A decision to decline a controversial water conservation order on part of a Hawke's Bay river is being challenged by Forest and Bird, which says it sets a "dangerous precedent".

Earlier this year, the Environmental Protection Agency recommended a WCO be put in place on the upper section of the Ngaruroro River (the headwaters to the Whananwhana Cableway).

But the agency declined an application for a WCO on the lower section of the river.

Forest and Bird, one of the original applicants, have now submitted what it is calling an appeal on the EPA's recommendation to decline the WCO on the lower section of the river.


Forest and Bird Regional Manager Tom Kay said the "wrong legal test was applied" by the EPA.

"The tribunal accepted the outstanding value of the lower river for native birds but they haven't made any provision to protect it – which doesn't make sense to us."

He said the tribunal said an outstanding value needed to be threatened before a WCO can be applied.

"We think that's absolutely incorrect.

"Recognising an outstanding value is what a WCO is for, regardless of whether there is an immediate threat to that value."

He said Forest and Bird wanted its submission to help show that the "threat test" is unwarranted in considering WCOs.

"If left unchallenged, the tribunal's recommendation could set a dangerous precedent for future WCO cases."

He said a WCO would indefinitely protect the lower Ngaruroro in future decision making processes.


"No other plan or document can match that level of protection for a river."

Hawke's Bay Regional Council, which opposed the WCO, said it was satisfied with the tribunal's finding on the upper river, but has lodged a submission seeking clarification on how the Water Conservation Order's protections in the upper river will be enforced.

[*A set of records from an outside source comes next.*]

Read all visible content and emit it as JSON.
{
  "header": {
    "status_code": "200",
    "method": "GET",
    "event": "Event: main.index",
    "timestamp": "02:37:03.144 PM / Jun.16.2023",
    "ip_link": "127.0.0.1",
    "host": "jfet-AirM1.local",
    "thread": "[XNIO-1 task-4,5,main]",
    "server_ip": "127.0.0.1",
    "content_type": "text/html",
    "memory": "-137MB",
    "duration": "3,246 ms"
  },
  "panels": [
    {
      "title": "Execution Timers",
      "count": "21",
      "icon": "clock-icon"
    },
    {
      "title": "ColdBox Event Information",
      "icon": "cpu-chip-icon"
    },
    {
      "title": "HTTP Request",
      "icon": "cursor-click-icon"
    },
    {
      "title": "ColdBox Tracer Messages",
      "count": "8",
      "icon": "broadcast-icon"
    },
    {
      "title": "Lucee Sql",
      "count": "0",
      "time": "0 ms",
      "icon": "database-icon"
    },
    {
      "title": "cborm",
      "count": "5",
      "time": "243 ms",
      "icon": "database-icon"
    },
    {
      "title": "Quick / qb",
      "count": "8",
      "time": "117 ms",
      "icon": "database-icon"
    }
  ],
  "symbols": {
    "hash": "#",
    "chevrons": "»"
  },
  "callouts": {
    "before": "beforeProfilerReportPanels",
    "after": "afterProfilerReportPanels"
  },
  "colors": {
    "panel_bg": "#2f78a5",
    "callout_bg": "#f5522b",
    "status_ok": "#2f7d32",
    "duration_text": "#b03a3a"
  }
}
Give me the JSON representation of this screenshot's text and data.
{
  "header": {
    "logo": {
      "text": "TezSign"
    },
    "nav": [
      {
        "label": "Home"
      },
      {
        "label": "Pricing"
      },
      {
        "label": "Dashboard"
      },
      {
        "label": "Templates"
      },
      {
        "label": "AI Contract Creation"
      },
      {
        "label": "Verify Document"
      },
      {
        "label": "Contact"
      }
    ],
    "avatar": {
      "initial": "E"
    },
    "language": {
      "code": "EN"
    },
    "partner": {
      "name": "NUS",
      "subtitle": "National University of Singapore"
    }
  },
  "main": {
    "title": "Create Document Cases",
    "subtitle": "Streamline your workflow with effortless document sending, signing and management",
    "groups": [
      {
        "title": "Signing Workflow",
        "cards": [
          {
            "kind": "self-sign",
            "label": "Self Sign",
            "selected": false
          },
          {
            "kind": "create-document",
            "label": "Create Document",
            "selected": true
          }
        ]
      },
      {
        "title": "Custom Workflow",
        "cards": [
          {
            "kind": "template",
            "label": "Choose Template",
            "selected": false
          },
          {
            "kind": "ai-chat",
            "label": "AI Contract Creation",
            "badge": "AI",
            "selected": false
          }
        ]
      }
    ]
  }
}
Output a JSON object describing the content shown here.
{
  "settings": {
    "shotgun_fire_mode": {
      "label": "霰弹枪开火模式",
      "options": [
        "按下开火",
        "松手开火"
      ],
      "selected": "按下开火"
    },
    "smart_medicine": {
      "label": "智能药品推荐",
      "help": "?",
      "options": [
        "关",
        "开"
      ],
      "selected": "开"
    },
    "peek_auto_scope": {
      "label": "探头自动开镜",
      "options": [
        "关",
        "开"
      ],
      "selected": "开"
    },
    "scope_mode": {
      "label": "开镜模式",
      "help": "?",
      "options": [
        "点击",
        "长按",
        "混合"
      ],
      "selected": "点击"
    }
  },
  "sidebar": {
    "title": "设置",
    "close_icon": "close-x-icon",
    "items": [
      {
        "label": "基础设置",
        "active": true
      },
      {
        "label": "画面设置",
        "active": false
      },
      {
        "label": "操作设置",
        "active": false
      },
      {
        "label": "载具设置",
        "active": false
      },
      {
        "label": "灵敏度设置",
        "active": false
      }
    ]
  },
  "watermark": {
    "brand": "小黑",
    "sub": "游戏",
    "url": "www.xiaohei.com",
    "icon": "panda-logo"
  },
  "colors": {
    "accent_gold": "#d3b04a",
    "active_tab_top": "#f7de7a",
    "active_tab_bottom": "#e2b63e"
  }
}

Group manager strategic planning Tom Skerman said the submission is confined to the workability of the provisions, as Regional Council is responsible for its enforcement.

"The Regional Council is not appealing the substantive findings and recommendations for the granting of a Water Conservation Order in the upper reaches and the rejection of an Order in the lower reaches.

"We are simply seeking some amendments that would clarify how to protect the outstanding values in the Upper Ngaruroro."

Protections recommended by the EPA for the upper section of the river include a ban on resource consents for dams and water takes which would deplete the river.

The original application was made by six groups: New Zealand Fish and Game Council; Hawkes Bay Fish and Game Council; Operation Pātiki Ngāti Hori ki Kohupātiki; Royal Forest & Bird Society of New Zealand; Whitewater NZ and Jet Boating New Zealand.